Fast-track courts have been around for a long time, with the first ones being established in 2000. Since then, much has been spoken and written about them. With all these years of experience and money spent, it is discomforting to see not only the decline of FTCs, but also systemic issues prevalent in states that have the courts.
In a survey of FTCs conducted by National Law University Delhi, it was observed that there was a huge variation in the kinds of cases handled by these courts across states. While certain states primarily allocated rape and sexual offence cases to them, other states allocated various other matters. Further, several FTCs lacked technological resources to conduct audio and video recordings of the victims and many of them did not have regular staff.
Hence, there are several other factors that have an impact on disposal of cases. Inadequate staff and IT infrastructure, delay in getting reports from understaffed forensic science laboratories, frivolous adjournments and over-listing of cases in the cause list are some of the variables. Identifying systemic issues and addressing the concerns is as important for timely disposal of cases as increasing the number of judges.
The final responsibility of making sure that the entire exercise results in a positive change vests with the states. For the FTCs to become successful, states will need to take stock of the issues at the ground level. Equal attention must be paid to both metropolitan and far-flung non-metropolitan areas. Critical issues such as inadequate court staff, improper physical and IT infrastructure and understaffed forensic labs, which affect the day-to-day functioning of the FTCs, must be comprehensively addressed.

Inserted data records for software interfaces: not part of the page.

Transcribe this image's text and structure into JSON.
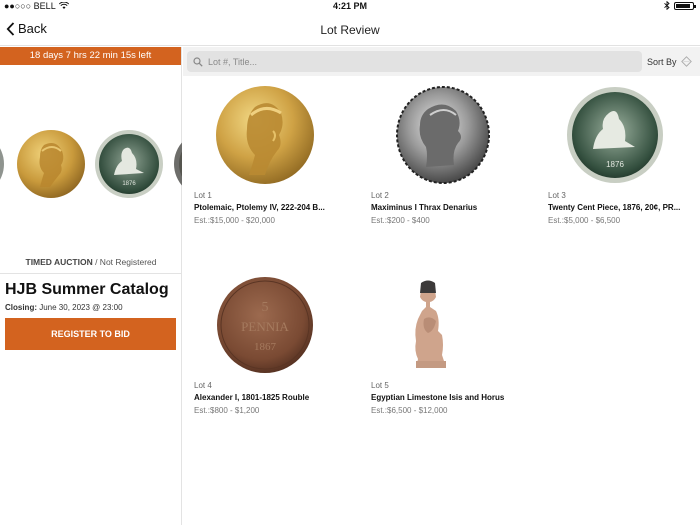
{
  "status_bar": {
    "carrier": "●●○○○ BELL",
    "time": "4:21 PM",
    "bluetooth": "bluetooth-icon",
    "battery_level": 0.9
  },
  "nav": {
    "back_label": "Back",
    "title": "Lot Review"
  },
  "auction": {
    "countdown": "18 days 7 hrs 22 min 15s left",
    "type_label": "TIMED AUCTION",
    "status_label": " / Not Registered",
    "catalog_title": "HJB Summer Catalog",
    "closing_label": "Closing:",
    "closing_value": " June 30, 2023 @ 23:00",
    "register_label": "REGISTER TO BID"
  },
  "search": {
    "placeholder": "Lot #, Title..."
  },
  "sort": {
    "label": "Sort By"
  },
  "colors": {
    "accent": "#d3631f"
  },
  "lots": [
    {
      "number": "Lot 1",
      "title": "Ptolemaic, Ptolemy IV, 222-204 B...",
      "estimate": "Est.:$15,000 - $20,000"
    },
    {
      "number": "Lot 2",
      "title": "Maximinus I Thrax Denarius",
      "estimate": "Est.:$200 - $400"
    },
    {
      "number": "Lot 3",
      "title": "Twenty Cent Piece, 1876, 20¢, PR...",
      "estimate": "Est.:$5,000 - $6,500"
    },
    {
      "number": "Lot 4",
      "title": "Alexander I, 1801-1825 Rouble",
      "estimate": "Est.:$800 - $1,200"
    },
    {
      "number": "Lot 5",
      "title": "Egyptian Limestone Isis and Horus",
      "estimate": "Est.:$6,500 - $12,000"
    }
  ],
  "coin_texts": {
    "year_1876": "1876",
    "pennia_value": "5",
    "pennia_word": "PENNIA",
    "pennia_year": "1867"
  }
}
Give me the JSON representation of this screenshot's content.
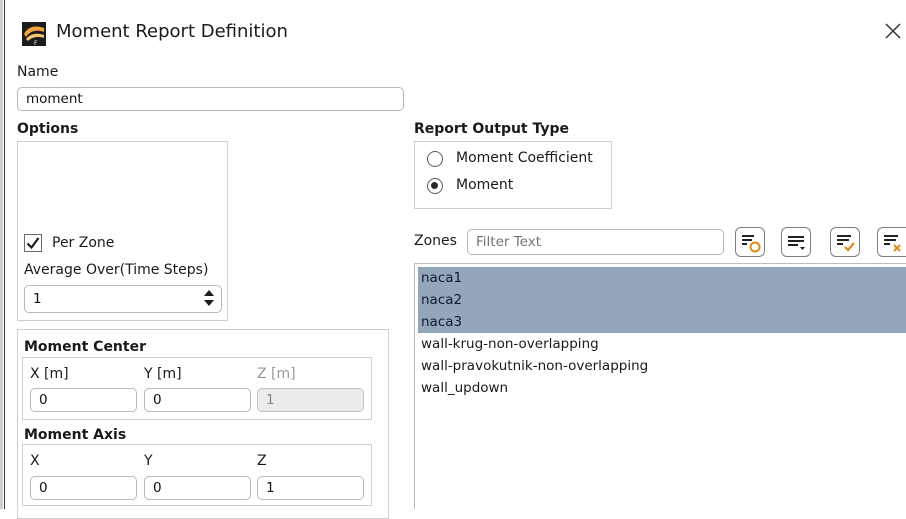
{
  "window": {
    "title": "Moment Report Definition"
  },
  "name_section": {
    "label": "Name",
    "value": "moment"
  },
  "options": {
    "label": "Options",
    "per_zone_label": "Per Zone",
    "per_zone_checked": true,
    "average_over_label": "Average Over(Time Steps)",
    "average_over_value": "1"
  },
  "moment_center": {
    "label": "Moment Center",
    "x_label": "X [m]",
    "y_label": "Y [m]",
    "z_label": "Z [m]",
    "x_value": "0",
    "y_value": "0",
    "z_value": "1"
  },
  "moment_axis": {
    "label": "Moment Axis",
    "x_label": "X",
    "y_label": "Y",
    "z_label": "Z",
    "x_value": "0",
    "y_value": "0",
    "z_value": "1"
  },
  "report_output_type": {
    "label": "Report Output Type",
    "options": [
      "Moment Coefficient",
      "Moment"
    ],
    "selected": "Moment"
  },
  "zones": {
    "label": "Zones",
    "filter_placeholder": "Filter Text",
    "items": [
      {
        "name": "naca1",
        "selected": true
      },
      {
        "name": "naca2",
        "selected": true
      },
      {
        "name": "naca3",
        "selected": true
      },
      {
        "name": "wall-krug-non-overlapping",
        "selected": false
      },
      {
        "name": "wall-pravokutnik-non-overlapping",
        "selected": false
      },
      {
        "name": "wall_updown",
        "selected": false
      }
    ]
  },
  "colors": {
    "selection": "#93a6bb",
    "logo_orange": "#f2a33a"
  }
}
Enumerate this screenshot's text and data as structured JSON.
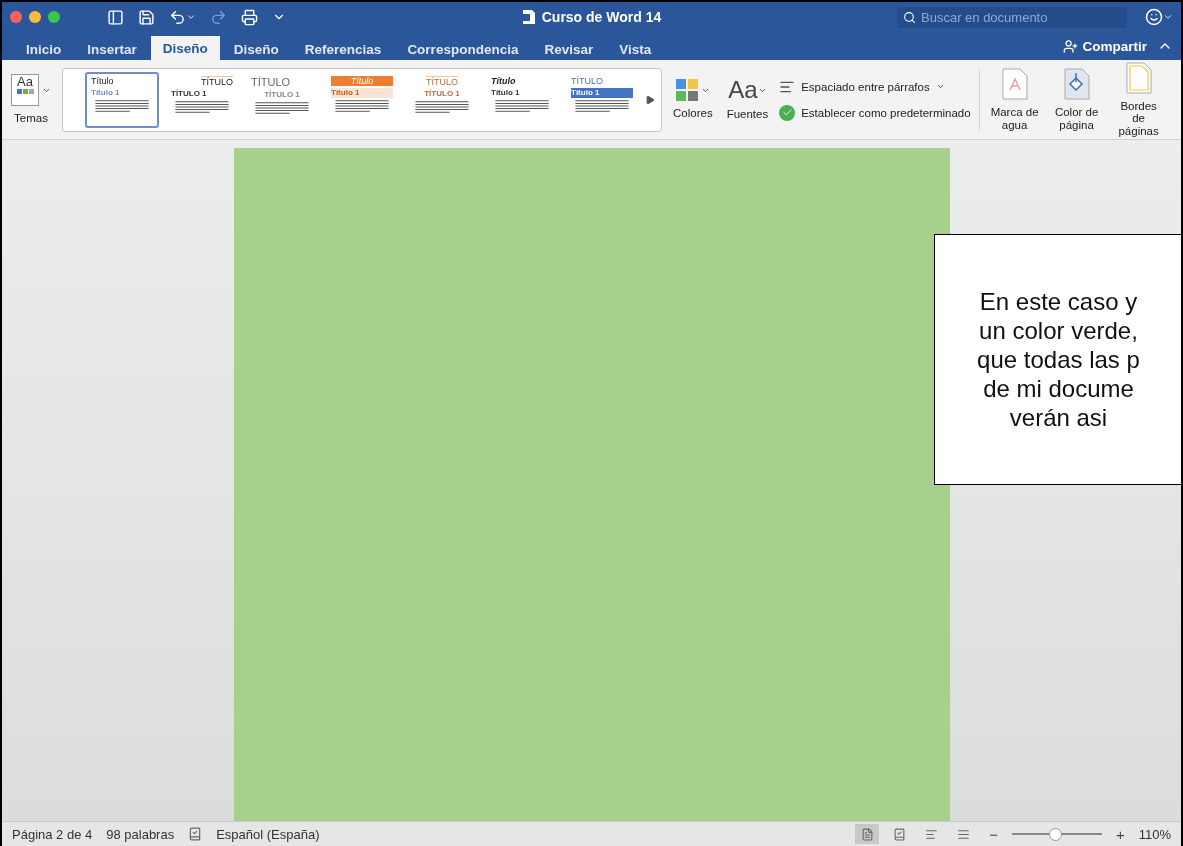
{
  "window": {
    "title": "Curso de Word 14",
    "search": {
      "placeholder": "Buscar en documento"
    }
  },
  "tabs": [
    {
      "label": "Inicio",
      "selected": false
    },
    {
      "label": "Insertar",
      "selected": false
    },
    {
      "label": "Diseño",
      "selected": true
    },
    {
      "label": "Diseño",
      "selected": false
    },
    {
      "label": "Referencias",
      "selected": false
    },
    {
      "label": "Correspondencia",
      "selected": false
    },
    {
      "label": "Revisar",
      "selected": false
    },
    {
      "label": "Vista",
      "selected": false
    }
  ],
  "share": "Compartir",
  "ribbon": {
    "themes_glyph": "Aa",
    "themes": "Temas",
    "styles": [
      {
        "kind": "basic",
        "title": "Título",
        "heading": "Título 1",
        "selected": true
      },
      {
        "kind": "lined",
        "title": "TÍTULO",
        "heading": "TÍTULO 1",
        "selected": false
      },
      {
        "kind": "light",
        "title": "TÍTULO",
        "heading": "TÍTULO 1",
        "selected": false
      },
      {
        "kind": "banded",
        "title": "Título",
        "heading": "Título 1",
        "selected": false
      },
      {
        "kind": "centered",
        "title": "TÍTULO",
        "heading": "TÍTULO 1",
        "selected": false
      },
      {
        "kind": "italic",
        "title": "Título",
        "heading": "Título 1",
        "selected": false
      },
      {
        "kind": "blue",
        "title": "TÍTULO",
        "heading": "Título 1",
        "selected": false
      }
    ],
    "colors": "Colores",
    "fonts_glyph": "Aa",
    "fonts": "Fuentes",
    "spacing": "Espaciado entre párrafos",
    "set_default": "Establecer como predeterminado",
    "page_buttons": [
      {
        "kind": "watermark",
        "label": "Marca de agua"
      },
      {
        "kind": "page-color",
        "label": "Color de página"
      },
      {
        "kind": "borders",
        "label": "Bordes de páginas"
      }
    ]
  },
  "callout": {
    "lines": [
      "En este caso y",
      "un color verde,",
      "que todas las p",
      "de mi docume",
      "verán asi"
    ]
  },
  "status_bar": {
    "page": "Página 2 de 4",
    "words": "98 palabras",
    "language": "Español (España)",
    "views": [
      {
        "selected": true
      },
      {
        "selected": false
      },
      {
        "selected": false
      },
      {
        "selected": false
      }
    ],
    "zoom": {
      "minus": "−",
      "plus": "+",
      "level": 0.48,
      "reading": "110%"
    }
  }
}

The minister assured full support of the Department of Justice for the fulfillment of common goals for speedy justice delivery to all citizens.
—By Abhilash Kumar Singh and India Legal Bureau